On May 24, FinCEN Director Calvery delivered remarks before the House Committee on Financial Services at a hearing entitled “Stopping Terror Finance: A Coordinated Government Effort.” Calvery noted FinCEN’s commitment to fostering an environment of financial transparency, and provided insight on the recent issuance of a final rule, issued on May 6, which clarified customer due diligence (CDD) requirements for financial institutions: “[w]e are confident that the CDD final rule will increase financial transparency and augment the ability of financial institutions and law enforcement to identify the assets and accounts of criminals and national security threats.
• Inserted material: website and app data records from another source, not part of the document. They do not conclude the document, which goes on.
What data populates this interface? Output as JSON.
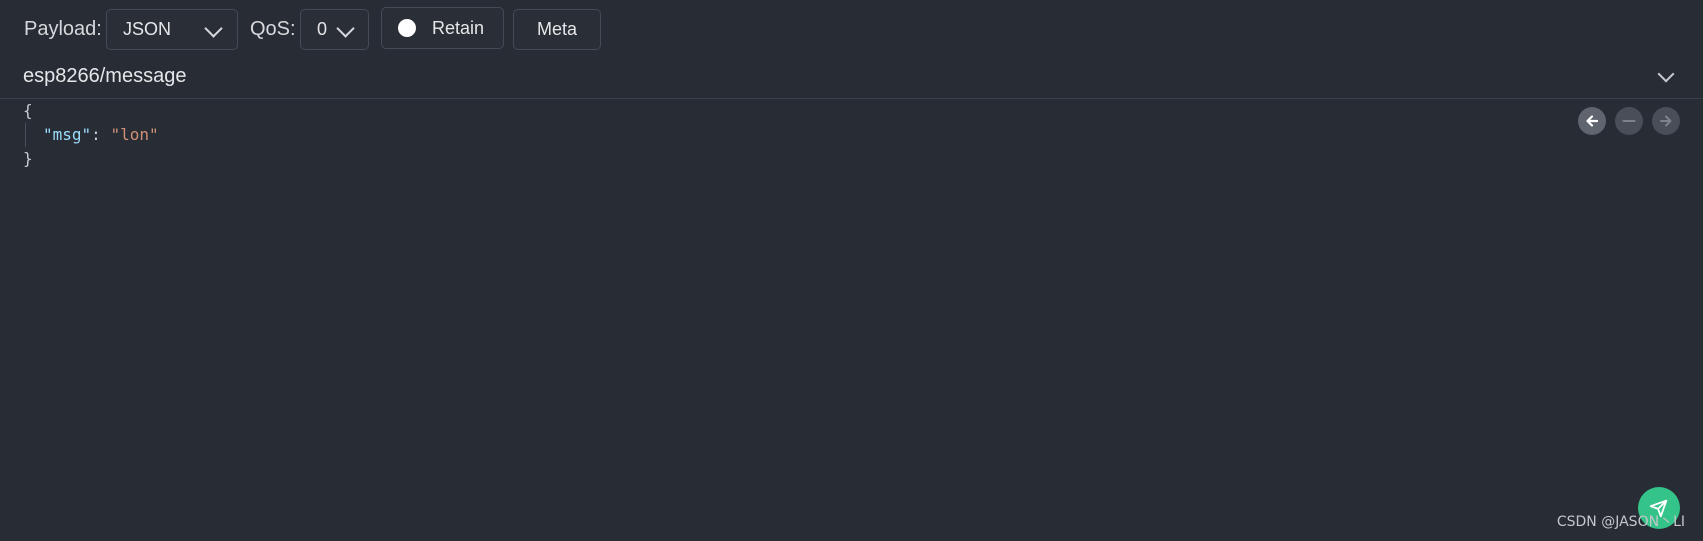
{
  "toolbar": {
    "payload_label": "Payload:",
    "payload_format": "JSON",
    "qos_label": "QoS:",
    "qos_value": "0",
    "retain_label": "Retain",
    "meta_label": "Meta"
  },
  "topic": {
    "value": "esp8266/message"
  },
  "editor": {
    "lines": [
      "{",
      "}"
    ],
    "key": "\"msg\"",
    "colon": ": ",
    "value": "\"lon\""
  },
  "history": {
    "prev_icon": "arrow-left-icon",
    "current_icon": "minus-icon",
    "next_icon": "arrow-right-icon"
  },
  "send": {
    "icon": "send-icon",
    "color": "#34c388"
  },
  "watermark": "CSDN @JASON丶LI",
  "colors": {
    "background": "#282c34",
    "json_key": "#9cdcfe",
    "json_string": "#ce9178"
  }
}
We anticipate that the CDD rule will also facilitate compliance with sanctions programs and other measures that cut off financial flows to these actors.” Calvery further emphasized the significance of recently proposed beneficial ownership legislation, noting that it and the CDD rule “dovetail together.” Calvery opined that the level of transparency that the proposed legislation and the CDD rule offer would assist law enforcement in identifying who the “real people are that are involved in a transaction,” furthering its efforts to combat money laundering and terrorism, enforce sanctions, and prevent other unlawful abuses of the U.S. financial system. Finally, she noted that the beneficial ownership legislation, if enacted, would provide FinCEN with the ability to collect information on all funds transfers (instead of only monetary instruments, as currently authorized) through the use of geographic targeting orders.